Briefly, code 100 is heavier than any mainline rail ever laid, anywhere. That famous PRR 152 and 155 pound rail would be code 93 if anybody ever made any. Code 83 is a good approximation of heavy mainline rail - used by Northeastern lines and coal haulers since the 1920s, and by almost all the Class I roads today (There's an industrial area near my home that was laid with 132 pound rail dated 2000...)
Except for those unmodified NEM flanges on some older European-made cars, code 83 will handle anything you run on it. Even most of the NEM flanges will work.
In (somewhat) defense of Code 100, it is cheaper than code 83, and works just fine where the sun will never shine.
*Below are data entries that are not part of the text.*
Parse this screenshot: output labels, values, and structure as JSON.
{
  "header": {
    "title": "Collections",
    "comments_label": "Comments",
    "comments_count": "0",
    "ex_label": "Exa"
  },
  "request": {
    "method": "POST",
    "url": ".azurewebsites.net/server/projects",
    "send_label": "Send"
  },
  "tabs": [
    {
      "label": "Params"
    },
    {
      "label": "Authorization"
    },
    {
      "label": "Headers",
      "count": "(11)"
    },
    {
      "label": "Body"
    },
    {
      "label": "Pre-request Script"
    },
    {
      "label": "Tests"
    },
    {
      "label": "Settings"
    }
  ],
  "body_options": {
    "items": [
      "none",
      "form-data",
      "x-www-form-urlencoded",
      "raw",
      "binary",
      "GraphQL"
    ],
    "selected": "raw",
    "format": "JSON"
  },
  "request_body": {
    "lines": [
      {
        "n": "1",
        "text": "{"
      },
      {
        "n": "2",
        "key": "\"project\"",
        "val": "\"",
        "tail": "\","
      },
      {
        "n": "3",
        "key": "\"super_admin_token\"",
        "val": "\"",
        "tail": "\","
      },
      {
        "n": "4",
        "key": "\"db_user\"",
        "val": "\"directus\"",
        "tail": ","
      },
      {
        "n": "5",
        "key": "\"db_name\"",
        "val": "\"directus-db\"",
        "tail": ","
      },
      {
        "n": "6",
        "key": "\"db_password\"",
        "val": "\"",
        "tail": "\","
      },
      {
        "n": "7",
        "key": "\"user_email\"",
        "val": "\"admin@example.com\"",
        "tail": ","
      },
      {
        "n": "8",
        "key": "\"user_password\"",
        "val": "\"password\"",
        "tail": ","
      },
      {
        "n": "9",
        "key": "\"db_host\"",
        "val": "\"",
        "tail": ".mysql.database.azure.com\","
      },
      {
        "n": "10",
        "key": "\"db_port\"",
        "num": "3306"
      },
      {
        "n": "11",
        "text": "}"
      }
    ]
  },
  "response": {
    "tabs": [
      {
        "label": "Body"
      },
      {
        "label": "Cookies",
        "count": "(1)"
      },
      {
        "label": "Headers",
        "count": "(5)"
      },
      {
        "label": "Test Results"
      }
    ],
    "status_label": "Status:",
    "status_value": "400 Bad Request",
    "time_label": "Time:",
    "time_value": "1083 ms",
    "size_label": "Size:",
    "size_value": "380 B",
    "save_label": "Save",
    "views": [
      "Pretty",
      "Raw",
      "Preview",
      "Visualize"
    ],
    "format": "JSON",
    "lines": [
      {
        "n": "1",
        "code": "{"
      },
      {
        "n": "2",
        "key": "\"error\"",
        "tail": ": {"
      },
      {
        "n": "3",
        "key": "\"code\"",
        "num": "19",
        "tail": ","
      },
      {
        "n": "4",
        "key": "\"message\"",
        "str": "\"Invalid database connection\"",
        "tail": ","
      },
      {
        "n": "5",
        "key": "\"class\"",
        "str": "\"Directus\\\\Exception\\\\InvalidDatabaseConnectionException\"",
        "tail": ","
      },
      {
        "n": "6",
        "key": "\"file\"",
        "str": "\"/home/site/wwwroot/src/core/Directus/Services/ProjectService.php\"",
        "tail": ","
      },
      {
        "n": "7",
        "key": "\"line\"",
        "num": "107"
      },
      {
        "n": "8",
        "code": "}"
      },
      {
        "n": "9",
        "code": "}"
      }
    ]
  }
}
That's where my original stock of Code 100 flex went, laid in the netherworld along with some stick rail, sectional track and other odd ends.
I experimentally laid one length of Atlas Code 83 in the Netherworld and discovered that Atlas universal rail joiners will connect it to Atlas code 100 without any special modifications or conniptions. These aren't transition joiners, just the regular kind. I did weigh down the freshly-caulked rail with a flat-bottomed weight to assure level rail ends - but I do that for every length of rail I lay.
Availability of specialwork is one thing that has zero influence on my rail height decisions - I can hand-lay mine with any height of rail, down to and including code 25 (mine car tracks.)
Chuck (Modeling Central Japan in September, 1964)